The Fifth National Climate Assessment (NCA5) draft was recently released for public comment.
We’re concerned about the lack of mention of climate change education throughout the draft –– can you submit a comment calling for its inclusion?
The NCA5 will analyze the global impact of climate change in the U.S. and serve as a report to catalyze science-based action by local and national actors. Just, inclusive, and well-funded climate change education provides students and the public with the knowledge, skills, and inspiration necessary for effective and equitable solutions to the climate crisis.
Did you know that in 1989 the Global Change Research Act was signed into law under President George Bush with the purpose of “assist[ing] the Nation and the world to understand, assess, predict, and respond to human-induced and natural processes of global change”?

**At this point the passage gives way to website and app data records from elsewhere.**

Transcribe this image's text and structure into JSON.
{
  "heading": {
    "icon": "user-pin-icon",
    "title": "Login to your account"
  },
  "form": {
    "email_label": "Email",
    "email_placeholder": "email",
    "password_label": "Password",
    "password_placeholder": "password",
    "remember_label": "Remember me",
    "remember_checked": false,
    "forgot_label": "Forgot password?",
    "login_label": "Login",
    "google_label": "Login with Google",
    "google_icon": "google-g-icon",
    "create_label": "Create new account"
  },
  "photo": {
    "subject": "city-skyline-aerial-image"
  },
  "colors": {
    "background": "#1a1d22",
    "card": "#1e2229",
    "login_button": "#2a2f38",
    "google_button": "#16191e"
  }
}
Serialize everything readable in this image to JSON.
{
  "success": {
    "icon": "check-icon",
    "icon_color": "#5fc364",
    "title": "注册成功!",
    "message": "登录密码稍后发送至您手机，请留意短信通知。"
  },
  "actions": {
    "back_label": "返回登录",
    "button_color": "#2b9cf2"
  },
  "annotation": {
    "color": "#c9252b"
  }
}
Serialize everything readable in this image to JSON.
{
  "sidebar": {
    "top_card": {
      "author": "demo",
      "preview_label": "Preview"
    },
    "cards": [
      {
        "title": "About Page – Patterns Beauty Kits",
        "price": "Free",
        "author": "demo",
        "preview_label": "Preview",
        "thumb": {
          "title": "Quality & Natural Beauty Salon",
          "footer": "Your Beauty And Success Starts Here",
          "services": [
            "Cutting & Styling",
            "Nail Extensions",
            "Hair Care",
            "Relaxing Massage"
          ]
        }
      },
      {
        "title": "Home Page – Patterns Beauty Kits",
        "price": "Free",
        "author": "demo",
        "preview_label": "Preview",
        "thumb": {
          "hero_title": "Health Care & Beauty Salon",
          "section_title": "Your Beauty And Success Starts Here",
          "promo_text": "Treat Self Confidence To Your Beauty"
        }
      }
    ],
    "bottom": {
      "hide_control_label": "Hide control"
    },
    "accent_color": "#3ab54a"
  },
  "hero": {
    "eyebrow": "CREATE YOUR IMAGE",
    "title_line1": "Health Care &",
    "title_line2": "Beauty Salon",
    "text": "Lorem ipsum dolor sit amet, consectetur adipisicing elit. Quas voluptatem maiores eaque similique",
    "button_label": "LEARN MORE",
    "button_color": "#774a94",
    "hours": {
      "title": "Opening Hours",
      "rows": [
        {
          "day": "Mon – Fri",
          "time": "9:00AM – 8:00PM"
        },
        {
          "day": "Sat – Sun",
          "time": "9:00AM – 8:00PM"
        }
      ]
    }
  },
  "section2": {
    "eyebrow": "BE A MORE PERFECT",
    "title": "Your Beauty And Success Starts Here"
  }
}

One of the requirements of the Act is the development of an assessment every four years that “analyzes the effects of global change on the natural environment, agriculture, energy production and use, land and water resources, transportation, human health and welfare, human social systems, and biological diversity.” The NCA5 is a critical report for understanding climate change impacts globally as we activate solutions into the next decade and beyond.
HOW TO TAKE ACTION
Follow these steps to review the draft report and submit your comments:
- Register in the review and comment system. Once registered, read the draft report (labeled “NCA5 Third Order Draft: Public Review”). You can view or download the whole document or individual chapters.
- When you’re ready, submit your responses either one at a time (by chapter, page, passage, etc.) or by downloading, completing, and uploading a response spreadsheet. (There are extensive directions for both options provided on the system.)
Although you should use your own words, there are three basic points developed by our partners at National Center for Science Education to bear in mind with regard to climate change education:
- Climate change education is a critical component of any plan for responding to climate change, since future generations will face, and thus need to be equipped with the requisite knowledge and know how to cope with, the challenges of climate change.
- While climate change education is important in both formal and informal learning environments, PreK to Gray, secondary science education in the public schools is particularly important, since a majority of Americans receive the bulk of their science education there.
- The most effective way to improve the treatment of climate change in the public schools is to improve the treatment of climate change in the state science standards and ensure that teachers are prepared to teach in accordance with the improved standards.
OUR RECOMMENDATIONS FOR NCA5 SECTION COMMENTS
If you agree that the report would benefit from the addition of a unit (whether a chapter, or a section of a chapter, or something else) devoted to discussing climate change education and outreach specifically, we encourage you to leave the suggestion as a comment on the whole document.
You may wish to make specific suggestions for including references to climate change education in the draft report. We want to make locating these sections as easy as possible –– check out below the primary sections to which references to climate change education could be added:
- chapter 15, pp. 8-9: “Children and Adolescent Mental Health”
- chapter 20, pp. 5-6: “How People Know and Think About Climate Change”
- chapter 20, pp. 8-10: “Engaging Diverse Stakeholders is Possible”
- chapters 21-30 which separately discuss different regions of the country — climate change education is explicitly discussed in ch. 26, pp. 31-32, so why not in the others?
- chapter 31: pp. 3-8, “Introduction”
- chapter 32: p. 3, “Introduction”
Different chapters of the NCA5 are written by different authors, so there’s no harm in repeating yourself in your comments: a degree of repetition seems inevitable for chapters 21-30, since every region of the country would benefit from improved climate change education.
Be aware that your comments will be attributed to you by name and released to the public, along with responses from the draft’s authors.
TIMELINE FOR ACTION
You can submit (and if necessary revise) your comments until 11:59 p.m. ET on January 27, 2023. We encourage you to advocate for the inclusion of climate change education in NCA5 and to recruit your friends and colleagues to do the same.
Kristen Iverson Poppleton is the Senior Director of Programs for Climate Generation. Climate Generation empowers individuals and communities to engage in solutions to climate change. Kristen develops a vision for and provides strategic coordination, oversight and support for all Climate Generation programs focusing on youth, educator and community engagement. Kristen holds a BA in Biology and Hispanic Studies from St. Olaf College, a MEd in Environmental Education from University of Minnesota, Duluth and a MS in Conservation Biology from the University of Minnesota, Twin Cities. She is a fourth generation St. Paulite, and in her spare time loves to be in the boreal forest with her husband, two children and Lab, canoeing, hiking, nordic skiing, or with her nose in a new novel.